Ask vendors of stored value cards for their advice and recommendations for good reliable issuer programs. If an issuer goes out of business all the cards that have been issued will likely be worthless and the people who bought cards from you will look to you for repayment, so you must make sure to do business with the most reliable and creditworthy issuer you can find. Experienced vendors will be able to warn you of pitfalls to avoid.
Research the liability issues you will encounter such as lost cards, transaction errors, faulty cards, merchant acceptance and the outlook for industry regulations. Make sure your issuer has policies that are beneficial to their vendors because unfavorable policies will directly impact your profits. The individual states have laws you will encounter such as escheat laws that govern how remaining balances may be treated on cards that have not been used for extended periods of time.

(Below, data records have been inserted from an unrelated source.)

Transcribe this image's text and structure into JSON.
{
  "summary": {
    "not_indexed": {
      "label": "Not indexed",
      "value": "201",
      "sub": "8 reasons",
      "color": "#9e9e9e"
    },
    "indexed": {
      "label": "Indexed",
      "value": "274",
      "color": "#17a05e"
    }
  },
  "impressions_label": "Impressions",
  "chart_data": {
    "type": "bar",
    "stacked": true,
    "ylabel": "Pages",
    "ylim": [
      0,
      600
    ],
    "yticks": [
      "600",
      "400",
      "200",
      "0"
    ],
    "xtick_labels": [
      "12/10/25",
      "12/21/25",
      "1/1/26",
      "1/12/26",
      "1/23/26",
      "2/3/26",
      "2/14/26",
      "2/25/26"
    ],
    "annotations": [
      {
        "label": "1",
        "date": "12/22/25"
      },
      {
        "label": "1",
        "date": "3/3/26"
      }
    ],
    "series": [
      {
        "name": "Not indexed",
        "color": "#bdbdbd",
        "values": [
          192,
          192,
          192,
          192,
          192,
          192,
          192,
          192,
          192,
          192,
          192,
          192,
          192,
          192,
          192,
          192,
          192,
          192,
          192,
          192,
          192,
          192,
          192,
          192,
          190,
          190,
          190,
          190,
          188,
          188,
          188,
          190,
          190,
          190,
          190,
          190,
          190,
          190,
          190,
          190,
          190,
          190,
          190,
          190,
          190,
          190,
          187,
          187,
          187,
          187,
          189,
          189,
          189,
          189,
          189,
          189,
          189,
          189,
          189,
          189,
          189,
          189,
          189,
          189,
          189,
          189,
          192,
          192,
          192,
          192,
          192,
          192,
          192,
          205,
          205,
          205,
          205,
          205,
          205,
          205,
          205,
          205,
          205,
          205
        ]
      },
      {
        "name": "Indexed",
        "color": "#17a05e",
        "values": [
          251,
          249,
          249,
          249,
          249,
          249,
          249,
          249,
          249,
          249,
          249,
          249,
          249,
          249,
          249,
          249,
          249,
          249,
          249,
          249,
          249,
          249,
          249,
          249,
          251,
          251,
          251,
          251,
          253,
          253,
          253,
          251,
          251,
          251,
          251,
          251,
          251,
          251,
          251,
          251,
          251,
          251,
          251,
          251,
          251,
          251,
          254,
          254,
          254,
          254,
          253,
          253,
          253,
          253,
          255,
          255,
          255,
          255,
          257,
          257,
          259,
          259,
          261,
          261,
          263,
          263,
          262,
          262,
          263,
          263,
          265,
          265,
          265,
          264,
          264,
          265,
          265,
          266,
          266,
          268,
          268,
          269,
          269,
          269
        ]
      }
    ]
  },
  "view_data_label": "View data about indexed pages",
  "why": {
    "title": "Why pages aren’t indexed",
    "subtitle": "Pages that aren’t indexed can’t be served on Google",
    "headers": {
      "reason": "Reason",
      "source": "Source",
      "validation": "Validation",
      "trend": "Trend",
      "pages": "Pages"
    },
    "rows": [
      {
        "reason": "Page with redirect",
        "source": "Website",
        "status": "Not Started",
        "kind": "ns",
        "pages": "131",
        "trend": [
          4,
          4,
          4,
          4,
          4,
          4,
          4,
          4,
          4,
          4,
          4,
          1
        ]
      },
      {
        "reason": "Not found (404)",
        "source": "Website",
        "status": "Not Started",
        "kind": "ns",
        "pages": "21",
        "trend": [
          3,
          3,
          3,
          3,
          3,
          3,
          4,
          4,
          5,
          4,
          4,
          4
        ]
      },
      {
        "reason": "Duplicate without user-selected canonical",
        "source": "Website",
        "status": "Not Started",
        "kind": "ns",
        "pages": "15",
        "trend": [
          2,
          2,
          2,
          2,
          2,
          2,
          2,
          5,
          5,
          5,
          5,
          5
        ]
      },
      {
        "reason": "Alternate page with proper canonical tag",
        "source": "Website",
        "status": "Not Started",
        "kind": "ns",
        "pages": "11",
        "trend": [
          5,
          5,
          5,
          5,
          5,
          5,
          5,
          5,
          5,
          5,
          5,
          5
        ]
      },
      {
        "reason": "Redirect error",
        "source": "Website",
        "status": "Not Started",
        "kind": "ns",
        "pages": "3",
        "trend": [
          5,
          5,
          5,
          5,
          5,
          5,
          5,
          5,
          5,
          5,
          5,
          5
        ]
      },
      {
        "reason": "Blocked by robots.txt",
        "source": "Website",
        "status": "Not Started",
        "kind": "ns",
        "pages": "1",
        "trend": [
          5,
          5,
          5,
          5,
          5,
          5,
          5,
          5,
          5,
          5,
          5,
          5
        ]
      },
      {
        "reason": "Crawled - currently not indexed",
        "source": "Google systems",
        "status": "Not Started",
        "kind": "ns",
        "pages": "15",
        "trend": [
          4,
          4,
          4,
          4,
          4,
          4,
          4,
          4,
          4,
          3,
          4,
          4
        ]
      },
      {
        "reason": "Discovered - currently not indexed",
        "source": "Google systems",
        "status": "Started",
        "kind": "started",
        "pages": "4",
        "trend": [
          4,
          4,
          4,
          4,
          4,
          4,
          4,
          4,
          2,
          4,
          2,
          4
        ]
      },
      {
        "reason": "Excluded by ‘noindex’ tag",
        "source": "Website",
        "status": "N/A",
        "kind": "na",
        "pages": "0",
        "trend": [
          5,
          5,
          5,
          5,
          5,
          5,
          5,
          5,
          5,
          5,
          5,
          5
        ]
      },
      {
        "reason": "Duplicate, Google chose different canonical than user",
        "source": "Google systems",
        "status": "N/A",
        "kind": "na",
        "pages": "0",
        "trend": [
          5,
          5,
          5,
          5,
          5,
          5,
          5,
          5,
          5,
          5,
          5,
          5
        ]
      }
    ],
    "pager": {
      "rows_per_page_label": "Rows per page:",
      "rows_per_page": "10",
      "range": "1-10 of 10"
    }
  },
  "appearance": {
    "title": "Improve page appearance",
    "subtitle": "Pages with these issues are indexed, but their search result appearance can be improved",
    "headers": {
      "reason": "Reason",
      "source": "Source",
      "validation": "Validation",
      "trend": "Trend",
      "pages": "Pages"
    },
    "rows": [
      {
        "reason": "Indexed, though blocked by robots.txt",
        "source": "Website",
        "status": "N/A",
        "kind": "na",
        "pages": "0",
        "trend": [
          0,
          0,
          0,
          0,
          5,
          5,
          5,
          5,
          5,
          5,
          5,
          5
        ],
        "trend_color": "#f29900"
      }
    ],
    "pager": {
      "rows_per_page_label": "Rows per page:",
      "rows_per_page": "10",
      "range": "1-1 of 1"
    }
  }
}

Select one issuer to work with and start out as small as possible. An attorney can help you fully understand any contracts or other documents you may be asked to sign. Take advantage of any training the issuer may offer and test the marketing programs till you understand the business and can evaluate their effectiveness.
You will have to choose a stored value card program manager or issuer to supply the cards for your distribution activities.
There has been a lot of controversy about stored value cards because they have been commonly used to launder money and facilitate illegal gambling. There have also been legal problems with some of the issuers, so make sure to do your due diligence prior to signing any contracts or paying any money.
Victoria Duff specializes in entrepreneurial subjects, drawing on her experience as an acclaimed start-up facilitator, venture catalyst and investor relations manager. Since 1995 she has written many articles for e-zines and was a regular columnist for "Digital Coast Reporter" and "Developments Magazine." She holds a Bachelor of Arts in public administration from the University of California at Berkeley.